Recorded data

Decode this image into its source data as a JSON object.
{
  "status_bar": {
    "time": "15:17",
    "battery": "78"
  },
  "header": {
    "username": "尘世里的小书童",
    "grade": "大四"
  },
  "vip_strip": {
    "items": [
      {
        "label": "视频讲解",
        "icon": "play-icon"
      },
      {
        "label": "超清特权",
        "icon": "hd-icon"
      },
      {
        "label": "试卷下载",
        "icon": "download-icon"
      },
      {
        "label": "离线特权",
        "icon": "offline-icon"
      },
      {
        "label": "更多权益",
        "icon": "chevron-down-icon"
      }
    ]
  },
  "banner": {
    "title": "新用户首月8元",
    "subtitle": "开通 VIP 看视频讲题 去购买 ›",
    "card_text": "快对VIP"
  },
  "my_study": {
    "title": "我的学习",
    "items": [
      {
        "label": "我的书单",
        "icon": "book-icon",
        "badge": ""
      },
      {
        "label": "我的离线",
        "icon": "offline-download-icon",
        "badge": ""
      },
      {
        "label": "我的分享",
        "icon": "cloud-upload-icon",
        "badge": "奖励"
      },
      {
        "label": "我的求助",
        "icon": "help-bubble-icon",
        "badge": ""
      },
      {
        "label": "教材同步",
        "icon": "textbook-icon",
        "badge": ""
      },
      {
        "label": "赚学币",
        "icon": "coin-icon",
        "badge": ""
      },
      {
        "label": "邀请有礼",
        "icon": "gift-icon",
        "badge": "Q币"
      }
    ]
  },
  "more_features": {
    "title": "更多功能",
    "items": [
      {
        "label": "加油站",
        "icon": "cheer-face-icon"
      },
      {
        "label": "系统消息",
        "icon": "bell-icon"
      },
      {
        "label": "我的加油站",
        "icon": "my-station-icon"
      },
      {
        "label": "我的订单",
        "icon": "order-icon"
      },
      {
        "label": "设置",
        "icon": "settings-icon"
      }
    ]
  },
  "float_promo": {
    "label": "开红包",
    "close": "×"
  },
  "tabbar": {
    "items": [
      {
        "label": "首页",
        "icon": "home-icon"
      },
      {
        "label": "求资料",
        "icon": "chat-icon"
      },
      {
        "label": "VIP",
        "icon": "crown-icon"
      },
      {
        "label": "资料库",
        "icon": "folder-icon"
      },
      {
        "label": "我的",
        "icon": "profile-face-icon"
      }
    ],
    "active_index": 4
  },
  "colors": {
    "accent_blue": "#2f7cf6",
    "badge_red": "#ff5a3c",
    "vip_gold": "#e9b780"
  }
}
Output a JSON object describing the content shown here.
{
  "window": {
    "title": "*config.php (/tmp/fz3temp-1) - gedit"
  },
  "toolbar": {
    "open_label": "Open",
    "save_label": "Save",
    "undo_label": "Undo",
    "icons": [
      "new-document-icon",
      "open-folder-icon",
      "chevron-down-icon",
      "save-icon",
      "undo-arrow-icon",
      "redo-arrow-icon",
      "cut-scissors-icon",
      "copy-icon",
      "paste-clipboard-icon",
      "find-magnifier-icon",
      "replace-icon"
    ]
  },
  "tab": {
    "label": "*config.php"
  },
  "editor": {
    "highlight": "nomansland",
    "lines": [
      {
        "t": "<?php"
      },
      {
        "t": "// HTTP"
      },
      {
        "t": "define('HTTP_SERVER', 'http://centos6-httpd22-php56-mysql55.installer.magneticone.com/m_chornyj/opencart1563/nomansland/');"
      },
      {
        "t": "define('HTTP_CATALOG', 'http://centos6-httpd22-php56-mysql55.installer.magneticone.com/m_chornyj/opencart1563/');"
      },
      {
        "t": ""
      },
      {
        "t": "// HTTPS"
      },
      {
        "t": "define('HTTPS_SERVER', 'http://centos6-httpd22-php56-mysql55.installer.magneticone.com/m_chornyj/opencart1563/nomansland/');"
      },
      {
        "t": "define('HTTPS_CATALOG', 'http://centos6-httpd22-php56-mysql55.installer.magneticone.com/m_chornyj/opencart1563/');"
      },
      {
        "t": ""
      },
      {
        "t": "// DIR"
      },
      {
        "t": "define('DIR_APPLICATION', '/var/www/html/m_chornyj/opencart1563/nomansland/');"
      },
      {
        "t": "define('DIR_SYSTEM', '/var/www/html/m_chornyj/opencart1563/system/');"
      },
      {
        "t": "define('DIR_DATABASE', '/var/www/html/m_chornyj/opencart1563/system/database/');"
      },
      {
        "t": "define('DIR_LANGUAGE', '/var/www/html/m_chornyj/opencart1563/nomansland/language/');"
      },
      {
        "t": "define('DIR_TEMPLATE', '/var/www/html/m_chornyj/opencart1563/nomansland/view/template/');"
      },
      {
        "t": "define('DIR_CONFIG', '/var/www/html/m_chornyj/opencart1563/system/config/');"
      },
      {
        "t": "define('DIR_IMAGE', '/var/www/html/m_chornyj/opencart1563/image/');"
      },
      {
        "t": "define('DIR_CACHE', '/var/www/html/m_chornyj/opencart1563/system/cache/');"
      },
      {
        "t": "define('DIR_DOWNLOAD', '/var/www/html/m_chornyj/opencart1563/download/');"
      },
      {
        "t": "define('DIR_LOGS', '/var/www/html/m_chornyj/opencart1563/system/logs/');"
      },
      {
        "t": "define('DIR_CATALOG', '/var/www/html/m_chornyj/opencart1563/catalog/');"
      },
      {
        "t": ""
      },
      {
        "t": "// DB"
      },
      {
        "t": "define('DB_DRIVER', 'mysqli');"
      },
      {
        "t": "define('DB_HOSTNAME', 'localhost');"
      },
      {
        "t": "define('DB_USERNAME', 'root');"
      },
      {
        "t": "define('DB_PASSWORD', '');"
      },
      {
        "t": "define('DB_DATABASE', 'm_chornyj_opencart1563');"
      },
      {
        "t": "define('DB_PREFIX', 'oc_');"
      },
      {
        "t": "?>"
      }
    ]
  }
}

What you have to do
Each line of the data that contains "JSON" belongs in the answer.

Final answer
Decode this image into its source data as a JSON object.
Output a JSON object describing the content shown here.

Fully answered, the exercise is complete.